Chris has been pretty cognizant of the fact that his dad is turning 70 next year, plus his mom is in her late 60s. Because of this, for the last few years, he’s been urging them to retire fully. His dad works for himself, while his mom works three days a week, so part time, but he’s been insistent in telling them that they should both just stop work altogether to do all the things they enjoy doing, plus discovering and picking up new hobbies they always talk about but think they don’t have time for. They are both reluctant to retire, though. I think his dad just loves what he does (it’s amazing… he’s an accountant who LOVES being an accountant!). His mom doesn’t want to give up her medical license perks. I get it. But at the same time, his urging them to retire to pursue their passions reminds me that my dad is actually turning 74 in just a few days. That means that my mom is 68.
And while both of my parents are pretty much retired, they don’t pursue any passions and instead, seem to let each day pass them in their usual mundane way. They complain about everything from the weather, to people, to politics. They gossip. They ask about people but never ask those people they are asking about. It’s a pretty miserable existence when I think about it, especially since they are both financially set and could pretty much do whatever they want to do at this point, but they choose not to. They could remodel or renovate their home. They could travel. They could actually work on the yard and make it into the beautiful garden it once was when my grandma cared for it. But the truth is that… they don’t seem to take pride or joy in literally anything. Their house is dilapidated. The yard looks like a disorganized mess with piles of dirt everywhere, a few plants that seem to be doing well, but their appearance is marred by all the ugly dying plants surrounding them.
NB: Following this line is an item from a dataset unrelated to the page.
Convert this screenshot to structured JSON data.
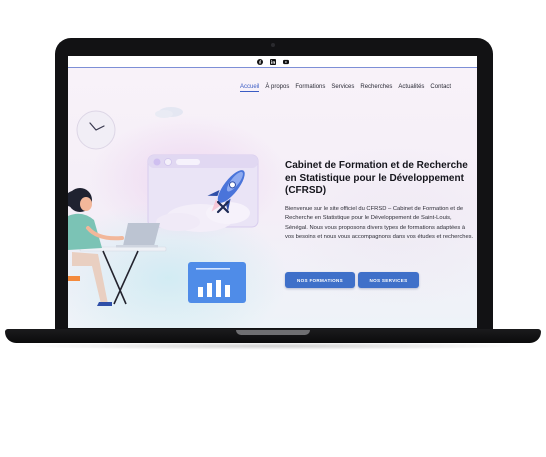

That house and its yard are literally just dying. It always makes me a little sad when I go home. When I bring it up to my mom, she gets mad and says I am negative, “just don’t talk about that. You’re going to upset me.” She says it as though I am provoking her when all I am doing is asking… what the hell are you doing with your life?
So Chris summed up his urging his parents to retire like this: He wants them to actually live life, not to just exist…. the way my parents do. And while that seems like a blunt, stabbing kind of comment, the truth is that… well, it’s the truth. My parents are living just to exist each day with no real path to anywhere. I’m not saying we all need to have goals to achieve when we’re in the later half of our lives, but in the very least, there should be some motivation to do things that we actually enjoy and are passionate about. And they don’t seem to have that. And that makes me feel sad for them.